HELLO and welcome to the 285th installment of Things I Read That I Love, wherein I share with you some of the longer-form journalism/essays I’ve read recently so that you can read them too and we can all know more about Fox News! This “column” is less feminist/queer focused than the rest of the site because when something is feminist/queer focused, I put it on the rest of the site. Here is where the other things are.
The title of this feature is inspired by the title of Emily Gould’s tumblr, Things I Ate That I Love.
The Making of the Fox News White House, by Jane Mayer for The New Yorker, March 2019
Fox News was bad before Donald Trump became President — we all know that. But now it’s… even worse, and not just because of what gets said on the channel, but because of the kinds of Murdoch-friendly deals being orchestrated by the government. It’s awful all over!
Outdoor Voices Blurs the Lines Between Working Out and Everything Else, by Jia Tolentino for The New Yorker, March 2019
Is being gay how I somehow completely miss like 75% of the apparent trends sweeping the nation’s women, do you think?
A Life in Motion, Stopped Cold, by Sarah Lyall for The New York Times, May 2015
First of all, the Olympic skiing-related competition area of “aerials” sounds TERRIFYING. Second of all, I was re-alerted to this piece by an excellent twitter thread calling for recommendations for profiles. I’d read most of them already, of course, but I recognized this one as a frequent recommendation that never really interested me, so finally I went for it and was SUCKED RIGHT IN!
This is what it’s like waking up during surgery, by David Robson for mosaic, March 2019
THIS WAS ALSO TERRIFYING.
Unmasked: The Depravity Within, by ? for The Hartford Courant, December 2001
I cannot imagine this story would not have made the national news in a very delightful way had it come out in the internet era, or maybe just not in the latter months of 2001. Also shocking as I read it was my reaction to the subject’s antics were not so much “oh, he’s gonna lose his job” as they were “he’ll probably get away with this,” which is 100% because Trump has changed my view of the world. Also a note that this was written in 2001, so the way the author talks about sex workers and drug addicts is very uncool! (this was another one from the profiles thread.)
In Bad Taste, by John Birdsall for Topic, March 2019
Really good food writers are just really truly so good.
“I came to see beauty in a bowl of blood and offal stew—the way a handful of economical cuts from a butcher’s market stall can transcend utility, honor an animal gone to slaughter by elevating its twistiest parts, and express an immigrant’s longing for a place on the other side of the world. A dish that looks, smells, and tastes like a crime can merely be misunderstood, evidence of an accusing prosecutor’s failure at grasping meaning or context.”
Toward My Own Definition of Disability, by Ashley P. Taylor for Hazlitt, February 2019
For most of my life, I’ve operated not with an official definition of disability but with an unspoken personal one.

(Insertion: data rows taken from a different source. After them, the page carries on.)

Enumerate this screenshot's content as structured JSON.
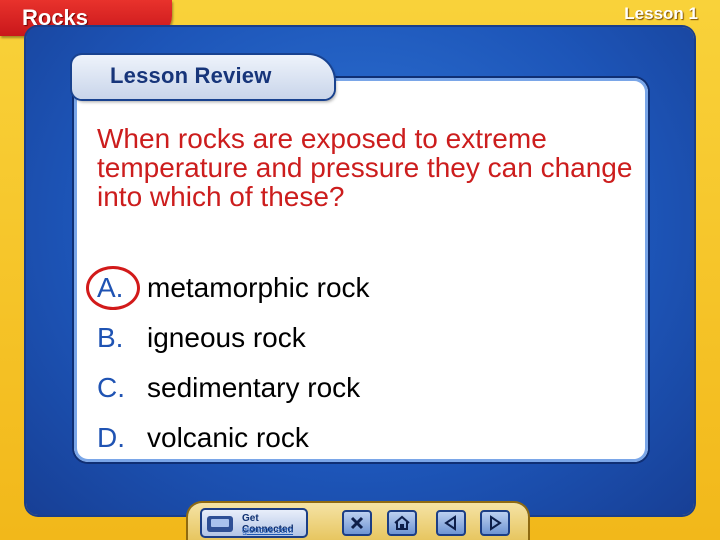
{
  "header": {
    "topic": "Rocks",
    "lesson": "Lesson 1"
  },
  "panel": {
    "title": "Lesson Review"
  },
  "question": {
    "text": "When rocks are exposed to extreme temperature and pressure they can change into which of these?"
  },
  "answers": [
    {
      "letter": "A.",
      "text": "metamorphic rock",
      "selected": true
    },
    {
      "letter": "B.",
      "text": "igneous rock",
      "selected": false
    },
    {
      "letter": "C.",
      "text": "sedimentary rock",
      "selected": false
    },
    {
      "letter": "D.",
      "text": "volcanic rock",
      "selected": false
    }
  ],
  "nav": {
    "get_connected_title": "Get Connected",
    "get_connected_url": "glencoe.com",
    "icons": [
      "close-icon",
      "home-icon",
      "previous-icon",
      "next-icon"
    ]
  },
  "colors": {
    "question": "#cc1d1d",
    "letter": "#1f53b3",
    "ring": "#d21a1a",
    "panel": "#1d55b8",
    "frame": "#f2b81a",
    "topic_tab": "#c9171b"
  }
}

Something like: A disability is something that makes the activities of daily life, developed by and for people who are mobile, have all five senses, and are of average intellectual abilities, difficult or impossible without help. Given my prejudices, by that definition, I didn’t consider myself to have a disability.
How rats became an inescapable part of city living, by Emma Marris for National Geographic, March 2019
I HATE RATS but this was enlightening!
Confessions of a Prep School College Counselor, by Caitlin Flanagan for The Atlantic, September 2001
“…when the sting of a Bowdoin rejection was lessened (the same day) by the salve of a Colby acceptance, when a rejection from Dartmouth meant the student would be off to Penn—where was the horror? If a family had the wherewithal to send a beloved and supremely well prepared child off to one of the hundred or so first-rate colleges in America, the resources to offer a semester abroad, the connections necessary to facilitate a wonderful summer internship in New York or Hollywood or Costa Rica, and the ability to bankroll, without blinking, all of graduate school, then what was the source of these unstoppable tears?”
The Teen Idol Vanishes, by Soraya Roberts for Longreads, March 2019
Our collective public mourning for Perry unites us in a shared nostalgia for an imaginary past, staving off our increasing sense of alienation.